Rawls, J. 1999. A Theory of Justice, Rev. ed. Cambridge: Harvard University Press.
Rosch, E. 1978. “Principles of Categorization.” In Cognition and Categorization, edited by E. Rosch, and B. Lloyd, 27–48. Hillsdale: Lawrence Erlbaum Associates.10.1016/B978-1-4832-1446-7.50028-5
Ross, L. J. 2017. “Reproductive Justice as Intersectional Feminist Activism.” Souls 19: 286–314, https://doi.org/10.1080/10999949.2017.1389634.
Schotter, A. 1981. The Economic Theory of Social Institutions. Cambridge: Cambridge University Press.10.1017/CBO9780511983863
Waylen, G. 2014. “Informal Institutions, Institutional Change, and Gender Equality.” Political Research Quarterly 67: 212–23, https://doi.org/10.1177/1065912913510360.
Wittgenstein, L. 1953. Philosophical Investigations, trans. G. E. M. Anscombe.
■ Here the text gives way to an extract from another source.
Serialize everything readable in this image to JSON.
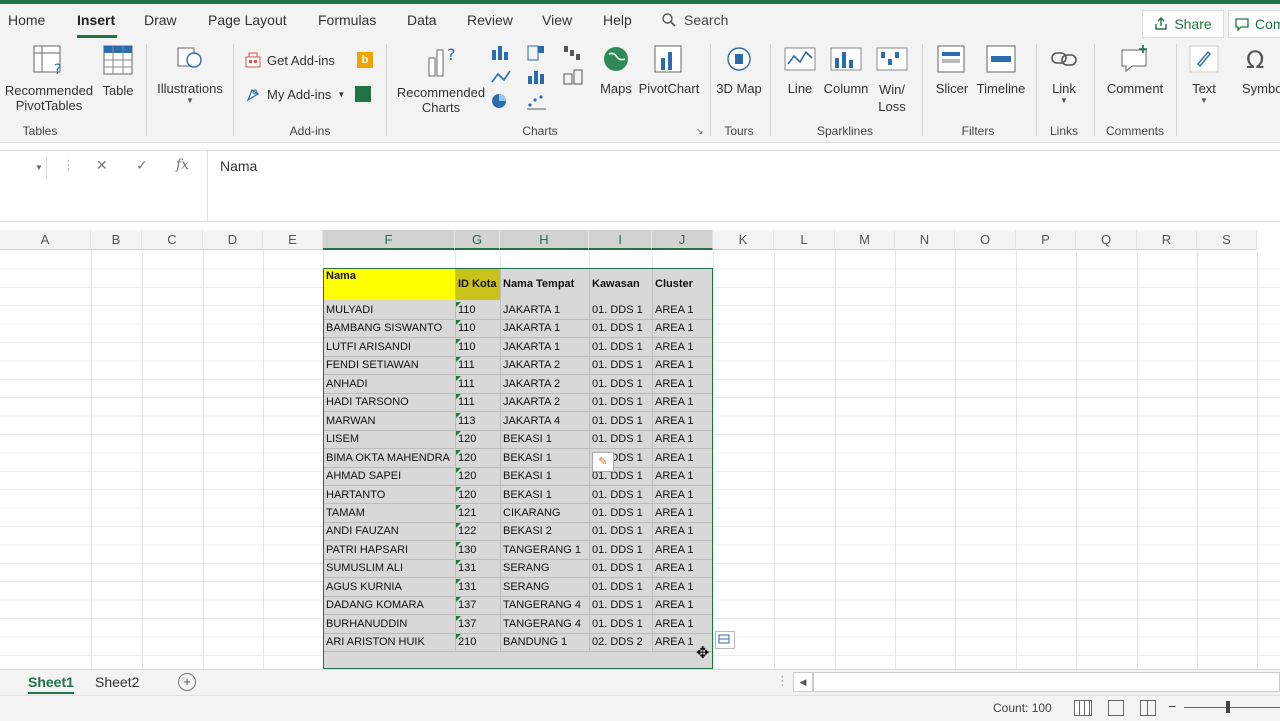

Oxford: Basil Blackwell.
Copyright (c) 2022 Journal of Social Ontology
This work is licensed under a Creative Commons Attribution-NonCommercial-NoDerivatives 4.0 International License.